Barty's poor break point conversion rate would continue to haunt her in the second set. Two chances to take the lead came and went in the second game; three opportunities to get the break back followed in the fourth. By contrast, in between those games, Pliskova needed just one break point - set up after Barty's second double fault - to capture her rival's delivery with a booming backhand winner. Her two-for-two conversion rate, one in each set, was an illustration of her supreme efficiency today.

"I was just able, I think, to play much better on the big points," said Pliskova. "Especially the break points."

Though the Montréal semifinalist's forehand was again proving wobbly at times of importance, Pliskova was also demonstrating impressive clutch play. The 26-year-old would save the second break point of the match with a brilliant lob-volley lofted over Barty's head, and the fifth with the best rally of the match, an all-court thriller that she ended with an emphatic forehand thudded away.

Thereafter, the match went with solid holds to another undramatic end: though Barty continued to attack with her forehand, Pliskova simply hammered down four service winners in the final game to seal her berth in the last eight. There, the Czech will face No.17 seed Serena Williams - whom she defeated in their last meeting in New York, in the 2016 semifinals.

"It will be, for me, a dream to play again on Arthur Ashe, for sure, and to play Serena, because obviously last match we played, I won," smiled Pliskova. "Since then, we didn't play. A lot of things happen between. That will be, I think, a match where I want to repeat on Arthur Ashe where we played in 2016."

Alongside Sloane Stephens and Elina Svitolina, Pliskova is one of just three Top 10 players remaining in the draw - a larger number, she pointed out wryly, than at Wimbledon, where she was the sole Top 10 seed in the fourth round. "I'm not playing the best tennis this year," she admitted of a season in which she has reached just one final. "But somehow on the Grand Slams... my mentality was working. Doesn't matter if I'm not feeling great or if I'm playing bad or whatever, they play great, but I'm just able to get through those matches."

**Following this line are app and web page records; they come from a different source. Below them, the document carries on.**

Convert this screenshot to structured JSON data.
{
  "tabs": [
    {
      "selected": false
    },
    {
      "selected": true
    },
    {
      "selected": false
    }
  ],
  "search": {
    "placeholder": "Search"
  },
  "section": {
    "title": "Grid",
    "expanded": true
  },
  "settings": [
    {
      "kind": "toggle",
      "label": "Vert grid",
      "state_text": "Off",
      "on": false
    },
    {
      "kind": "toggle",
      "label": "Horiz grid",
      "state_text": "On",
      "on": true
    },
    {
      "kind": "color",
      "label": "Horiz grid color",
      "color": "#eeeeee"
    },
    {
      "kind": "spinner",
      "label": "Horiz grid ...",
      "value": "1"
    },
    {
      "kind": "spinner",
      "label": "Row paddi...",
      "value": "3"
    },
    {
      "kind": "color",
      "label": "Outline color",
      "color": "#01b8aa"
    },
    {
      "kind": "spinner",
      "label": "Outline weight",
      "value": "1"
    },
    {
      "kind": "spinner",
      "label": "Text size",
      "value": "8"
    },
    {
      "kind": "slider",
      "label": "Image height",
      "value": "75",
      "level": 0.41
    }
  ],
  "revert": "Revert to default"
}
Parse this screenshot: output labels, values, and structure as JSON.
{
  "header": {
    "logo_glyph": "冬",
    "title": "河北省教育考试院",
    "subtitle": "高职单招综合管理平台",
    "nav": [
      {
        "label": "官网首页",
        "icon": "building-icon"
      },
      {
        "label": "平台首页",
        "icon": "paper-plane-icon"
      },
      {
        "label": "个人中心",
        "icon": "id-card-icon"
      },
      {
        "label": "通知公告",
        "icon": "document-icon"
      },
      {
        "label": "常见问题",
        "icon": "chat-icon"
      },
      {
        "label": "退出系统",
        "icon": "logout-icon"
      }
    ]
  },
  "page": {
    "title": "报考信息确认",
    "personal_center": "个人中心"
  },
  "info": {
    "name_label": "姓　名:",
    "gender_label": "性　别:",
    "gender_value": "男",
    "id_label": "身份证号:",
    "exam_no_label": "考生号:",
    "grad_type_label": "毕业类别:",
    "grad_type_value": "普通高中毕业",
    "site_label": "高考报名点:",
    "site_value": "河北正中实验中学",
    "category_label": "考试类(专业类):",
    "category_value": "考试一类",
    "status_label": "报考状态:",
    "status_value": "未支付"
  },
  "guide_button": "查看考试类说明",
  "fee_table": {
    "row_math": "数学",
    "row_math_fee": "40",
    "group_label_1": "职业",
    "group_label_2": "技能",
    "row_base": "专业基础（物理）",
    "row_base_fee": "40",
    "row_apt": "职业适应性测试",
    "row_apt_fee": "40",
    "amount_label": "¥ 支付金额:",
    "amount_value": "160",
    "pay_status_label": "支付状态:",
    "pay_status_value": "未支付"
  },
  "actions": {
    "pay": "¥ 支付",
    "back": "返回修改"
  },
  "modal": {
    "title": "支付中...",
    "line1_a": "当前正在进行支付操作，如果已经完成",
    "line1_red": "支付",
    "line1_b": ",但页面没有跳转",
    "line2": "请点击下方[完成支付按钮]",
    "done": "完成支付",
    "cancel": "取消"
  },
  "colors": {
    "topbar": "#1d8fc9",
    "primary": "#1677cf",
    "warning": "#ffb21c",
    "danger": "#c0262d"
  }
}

Her secret? Not overthinking matters. "I'm always trying to relax and [not] think that the situation is that difficult," Pliskova explained. "Just to play easy, to play the first thought I have and not to make things complicated.

"I have so many shots that I can play. I can do a lot of winners, so I'm pretty confident about playing big points."

As for any pressure she feels as a rare Top 10 representative? It's not unique, she said. "Everybody has pressure," the Australian Open quarterfinalist pointed out. "Even if they are not seeded, they have the pressure to finish the match, everybody just has the pressure. So you cannot play without it.

"It's just, you know, sometimes make things a little bit easier in the head. It's just tennis. So it's not stress about winning or losing. Losing is bad, but it's not like horrible, and there is next tournament almost every week. So I'm trying to not make tragic thing from that."